In a stunning victory for the anti-establishment forces that have upended mainstream politics across the Western world, British voters chose on Thursday to pull their country out of the European Union, sending global markets into a tailspin and encouraging anti-E.U. forces across the continent to push for their own referenda on whether to break away.
“The E.U. is failing, the E.U. is dying,” declared the leader of the U.K. Independence Party, Nigel Farage, one of the leaders of the campaign for the British exit, or Brexit, from the union formed from the ruins of Europe after World War II. “It’s a victory against big business…against big politics,” he told reporters early on Friday morning, as the results showed 52% of the votes had been cast in favor of leaving and 48% against.

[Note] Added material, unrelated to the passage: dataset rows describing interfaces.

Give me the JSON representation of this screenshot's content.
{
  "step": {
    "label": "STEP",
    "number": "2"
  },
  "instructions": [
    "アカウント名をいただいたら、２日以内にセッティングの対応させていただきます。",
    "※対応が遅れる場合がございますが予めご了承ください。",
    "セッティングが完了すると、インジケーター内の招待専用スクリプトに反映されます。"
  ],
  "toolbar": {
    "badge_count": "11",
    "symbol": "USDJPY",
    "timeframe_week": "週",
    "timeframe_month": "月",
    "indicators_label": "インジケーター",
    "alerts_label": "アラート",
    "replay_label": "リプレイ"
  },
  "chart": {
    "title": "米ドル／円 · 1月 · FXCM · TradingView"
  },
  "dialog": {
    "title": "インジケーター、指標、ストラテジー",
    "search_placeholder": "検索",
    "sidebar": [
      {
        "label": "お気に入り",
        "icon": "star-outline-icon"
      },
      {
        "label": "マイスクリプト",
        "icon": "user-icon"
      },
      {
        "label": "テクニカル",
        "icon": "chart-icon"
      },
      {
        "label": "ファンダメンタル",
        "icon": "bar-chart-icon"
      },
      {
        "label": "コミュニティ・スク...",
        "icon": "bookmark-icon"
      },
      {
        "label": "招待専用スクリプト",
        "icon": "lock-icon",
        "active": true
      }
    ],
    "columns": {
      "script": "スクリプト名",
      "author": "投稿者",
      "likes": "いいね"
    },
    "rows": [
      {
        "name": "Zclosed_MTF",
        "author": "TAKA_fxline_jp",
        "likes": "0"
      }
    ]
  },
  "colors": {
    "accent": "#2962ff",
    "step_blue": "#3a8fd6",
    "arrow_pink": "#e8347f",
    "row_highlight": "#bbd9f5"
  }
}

That margin of victory – amounting to around 1.3 million votes – did not simply repudiate the British government’s calls for openness and unity with Europe. It also offered a blueprint for how ballot-box insurgencies across the West could, in the course of a single campaign, shatter the legitimacy of the ruling elites.

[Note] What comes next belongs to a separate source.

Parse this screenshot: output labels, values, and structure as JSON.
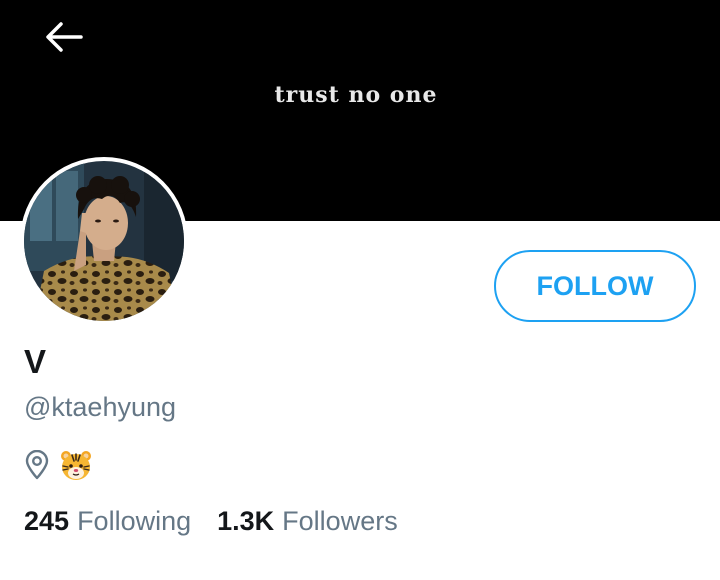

This formula is a familiar one, drawing fuel from a potent mix of xenophobia and angst over the loss of sovereignty and national identity. In the last couple of years, it has been deployed with explosive effects across Europe — and looks set to define the race for the U.S. presidency.